The "perfectly" fluid Quark-Gluon Plasma: from RHIC to LHC
- Julia Velkowska, Vanderbilt
Wednesday, January 11, 4:10 PM - Nuclear Science Seminar
NSCL Lecture Hall
A central result from the RHIC experimental program is the discovery that the medium produced in relativistic heavy ion collisions from a range of collision energies behaves as a nearly-perfect fluid. This remarkable property is manifested in a collective behavior of the particles emitted from the collisions, known as "flow". In non-central collisions, the initial reaction zone is spatially asymmetric.

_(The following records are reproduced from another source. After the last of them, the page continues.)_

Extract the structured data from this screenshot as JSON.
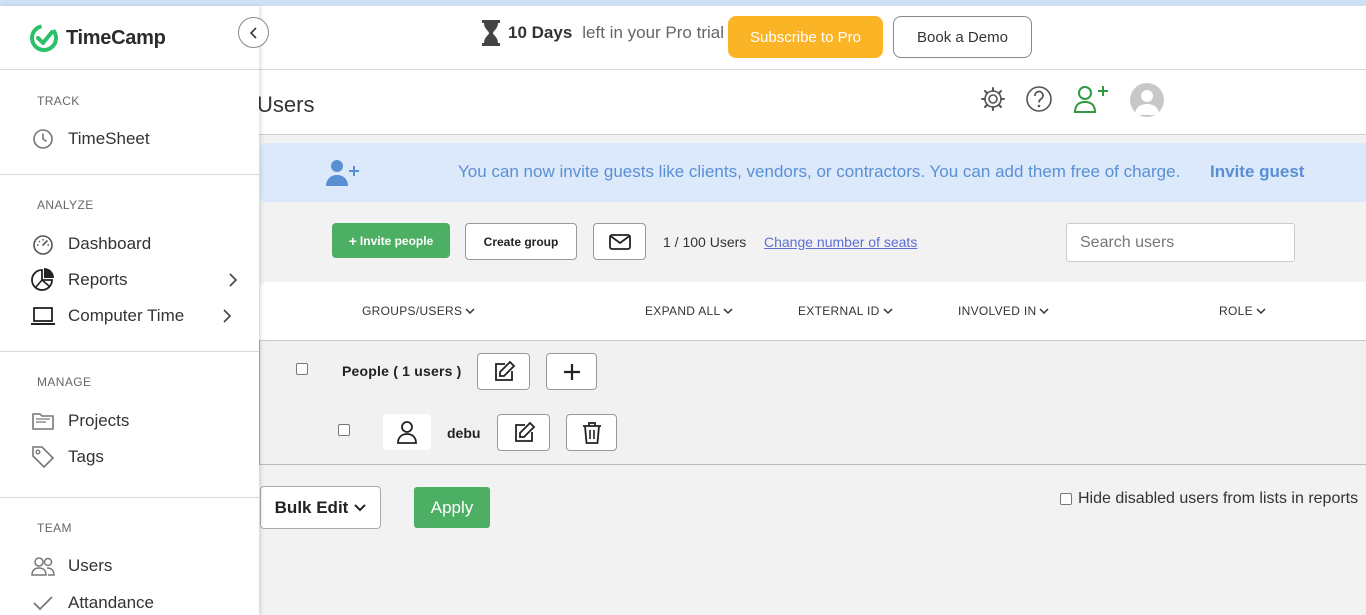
{
  "app": {
    "name": "TimeCamp"
  },
  "sidebar": {
    "sections": [
      {
        "label": "TRACK",
        "items": [
          {
            "label": "TimeSheet"
          }
        ]
      },
      {
        "label": "ANALYZE",
        "items": [
          {
            "label": "Dashboard"
          },
          {
            "label": "Reports"
          },
          {
            "label": "Computer Time"
          }
        ]
      },
      {
        "label": "MANAGE",
        "items": [
          {
            "label": "Projects"
          },
          {
            "label": "Tags"
          }
        ]
      },
      {
        "label": "TEAM",
        "items": [
          {
            "label": "Users"
          },
          {
            "label": "Attandance"
          }
        ]
      }
    ]
  },
  "header": {
    "trial_days": "10 Days",
    "trial_rest": "left in your Pro trial",
    "subscribe_label": "Subscribe to Pro",
    "demo_label": "Book a Demo"
  },
  "page": {
    "title": "Users"
  },
  "banner": {
    "text": "You can now invite guests like clients, vendors, or contractors. You can add them free of charge.",
    "link": "Invite guest"
  },
  "toolbar": {
    "invite_label": "Invite people",
    "create_group_label": "Create group",
    "users_count": "1 / 100 Users",
    "seats_link": "Change number of seats",
    "search_placeholder": "Search users"
  },
  "table": {
    "columns": [
      "GROUPS/USERS",
      "EXPAND ALL",
      "EXTERNAL ID",
      "INVOLVED IN",
      "ROLE"
    ],
    "group": {
      "name": "People ( 1 users )"
    },
    "users": [
      {
        "name": "debu"
      }
    ]
  },
  "footer": {
    "bulk_edit_label": "Bulk Edit",
    "apply_label": "Apply",
    "hide_disabled_label": "Hide disabled users from lists in reports"
  },
  "colors": {
    "brand_green": "#4caf63",
    "subscribe_orange": "#fbb425",
    "banner_bg": "#dbe9fb",
    "banner_text": "#5b8fd4"
  }
}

The ability of the system to convert the initial spatial anisotropy into a final-state momentum anisotropy is directly related to its ability to flow without dissipation. The flow strength is measured through a Fourier expansion of the hadron azimuthal distributions with respect to the reaction plane. The evolution of the flow with collision energy provides a challenging test for our understanding of the quark-gluon plasma properties. I will review recent results of harmonic flow measurements from RHIC and LHC spanning two orders of magnitude in collision energies and discuss the "perfect fluid" and its dynamical evolution.